“Good women are obedient….As for those from whom you fear disobedience, admonish them and send them to beds apart and beat them.” — Qur’an 4:34
How long will Islamic supremacists continue to claim they were “misunderstood” whenever they say something inflammatory? And how long will the credulous kuffar fall for this line? Islamic supremacists are the most misunderstood people on the planet. They have the hardest time making themselves clear, and for some crazy reason people seem to think they’re frequently calling for violence when all they’re talking about is peace and love.
“Islamic group defends itself by saying message is misunderstood,” from CTV Montreal, October 21 (thanks to all who sent this in):
MONTREAL “” An Islamic group whose presence in Montreal sparked controversy insisted Friday night that its message has been misunderstood.
The Islamic Education and Research Academy (iERA) is a UK-based group that describes itself on its website as an “international dawah organization committed to educating and informing humanity about the truth and noble message of Islam.”

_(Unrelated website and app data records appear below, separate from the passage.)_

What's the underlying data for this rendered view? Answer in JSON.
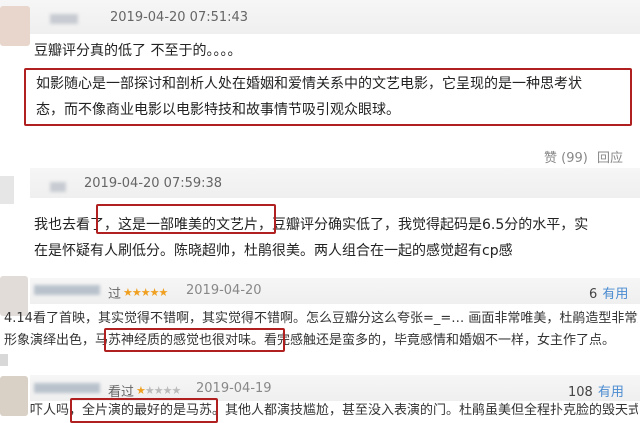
{
  "c1": {
    "date": "2019-04-20 07:51:43",
    "line1": "豆瓣评分真的低了 不至于的。。。。",
    "quote_l1": "如影随心是一部探讨和剖析人处在婚姻和爱情关系中的文艺电影，它呈现的是一种思考状",
    "quote_l2": "态，而不像商业电影以电影特技和故事情节吸引观众眼球。",
    "like": "赞 (99)",
    "reply": "回应"
  },
  "c2": {
    "date": "2019-04-20 07:59:38",
    "l1_a": "我也去看了",
    "l1_box": "，这是一部唯美的文艺片",
    "l1_b": "，豆瓣评分确实低了，我觉得起码是6.5分的水平，实",
    "l2": "在是怀疑有人刷低分。陈晓超帅，杜鹃很美。两人组合在一起的感觉超有cp感"
  },
  "r1": {
    "user_suffix": "过",
    "stars_on": "★★★★★",
    "stars_off": "",
    "date": "2019-04-20",
    "useful_count": "6",
    "useful_label": "有用",
    "l1": "4.14看了首映，其实觉得不错啊，其实觉得不错啊。怎么豆瓣分这么夸张=_=… 画面非常唯美，杜鹃造型非常好看，陈晓渣男",
    "l2_a": "形象演绎出色",
    "l2_box": "，马苏神经质的感觉也很对味。",
    "l2_b": "看完感触还是蛮多的，毕竟感情和婚姻不一样，女主作了点。"
  },
  "r2": {
    "user_suffix": "看过",
    "stars_on": "★",
    "stars_off": "★★★★",
    "date": "2019-04-19",
    "useful_count": "108",
    "useful_label": "有用",
    "l1_a": "吓人吗",
    "l1_box": "，全片演的最好的是马苏。",
    "l1_b": "其他人都演技尴尬，甚至没入表演的门。杜鹃虽美但全程扑克脸的毁天式"
  },
  "colors": {
    "highlight_border": "#b02020",
    "star": "#f0a020",
    "link": "#4a8bd0"
  }
}
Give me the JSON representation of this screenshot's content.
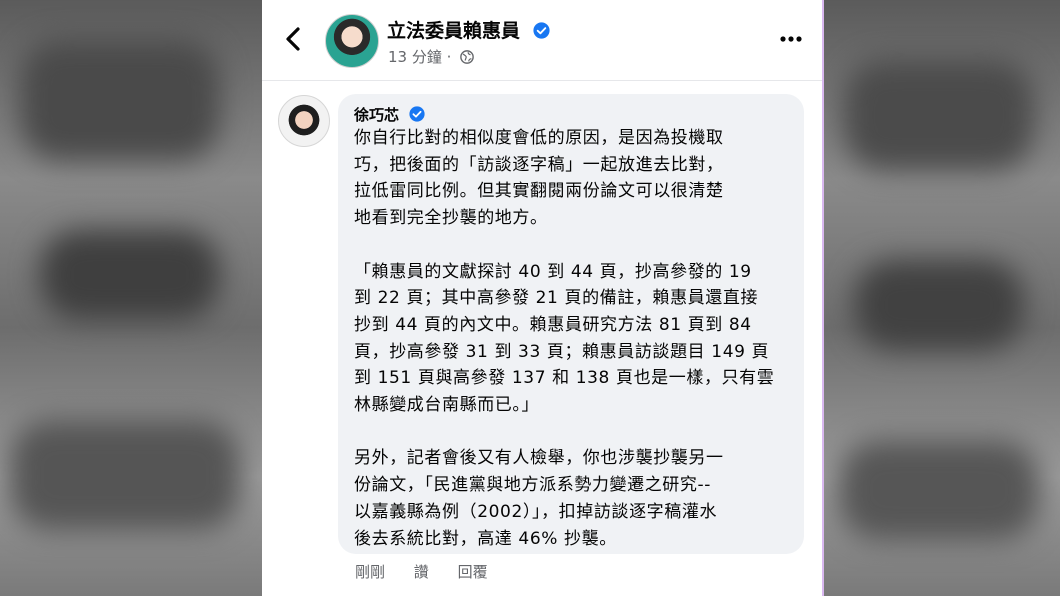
{
  "post": {
    "page_name": "立法委員賴惠員",
    "time": "13 分鐘",
    "separator": "·"
  },
  "comment": {
    "author": "徐巧芯",
    "paragraphs": [
      "你自行比對的相似度會低的原因，是因為投機取\n巧，把後面的「訪談逐字稿」一起放進去比對，\n拉低雷同比例。但其實翻閱兩份論文可以很清楚\n地看到完全抄襲的地方。",
      "「賴惠員的文獻探討 40 到 44 頁，抄高參發的 19\n到 22 頁；其中高參發 21 頁的備註，賴惠員還直接\n抄到 44 頁的內文中。賴惠員研究方法 81 頁到 84\n頁，抄高參發 31 到 33 頁；賴惠員訪談題目 149 頁\n到 151 頁與高參發 137 和 138 頁也是一樣，只有雲\n林縣變成台南縣而已。」",
      "另外，記者會後又有人檢舉，你也涉襲抄襲另一\n份論文，「民進黨與地方派系勢力變遷之研究--\n以嘉義縣為例（2002）」，扣掉訪談逐字稿灌水\n後去系統比對，高達 46% 抄襲。"
    ],
    "actions": {
      "time": "剛剛",
      "like": "讚",
      "reply": "回覆"
    }
  },
  "colors": {
    "verified_blue": "#1877f2",
    "bubble": "#f0f2f5",
    "secondary_text": "#65676b"
  },
  "icons": [
    "back-arrow-icon",
    "verified-badge-icon",
    "globe-icon",
    "more-dots-icon"
  ]
}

However, a speech by the group’s chairman Abdurraheem Green, where he suggested it is alright for a husband to use physical force on his wife, drew a lot of negative attention to the group.
Yes, that was clearly misunderstood. The Qur’an says that one should “beat” a disobedient woman (4:34), not use physical force.
It led Concordia University’s Muslim Students’ Association to cancel a planned speech that was to be held Friday night, but a Montreal group affiliated with the Muslim Association of Canada found another venue for another iERA lecturer to speak.
And Hamza Andreas Tzortzis drew quite a crowd, with roughly 500 people packing the hall on Laurentien Blvd.
Tzortzis defended his chairman, saying Green’s statements were taken out of context.
“We say not only are they misquotes,” he said, “they are full of innuendos, almost like gossip.”
The words peace and love were repeated many times during the conference. One of the speakers started by pointing to all the scrutiny surrounding the group in the past few days, saying while it’s disappointing it has also motivated them to get their message out and get that message straight[.]
David Alexanderson came from Toronto to hear the conference and said he feels all the attention may not be a bad thing.
“It makes me feel very happy to see that you guys are coming out and creating dialogue,” he said. “So hopefully you can take this and go back to your community and people can feel whatever they feel from those comments.”
Pass the bong, Alexanderson.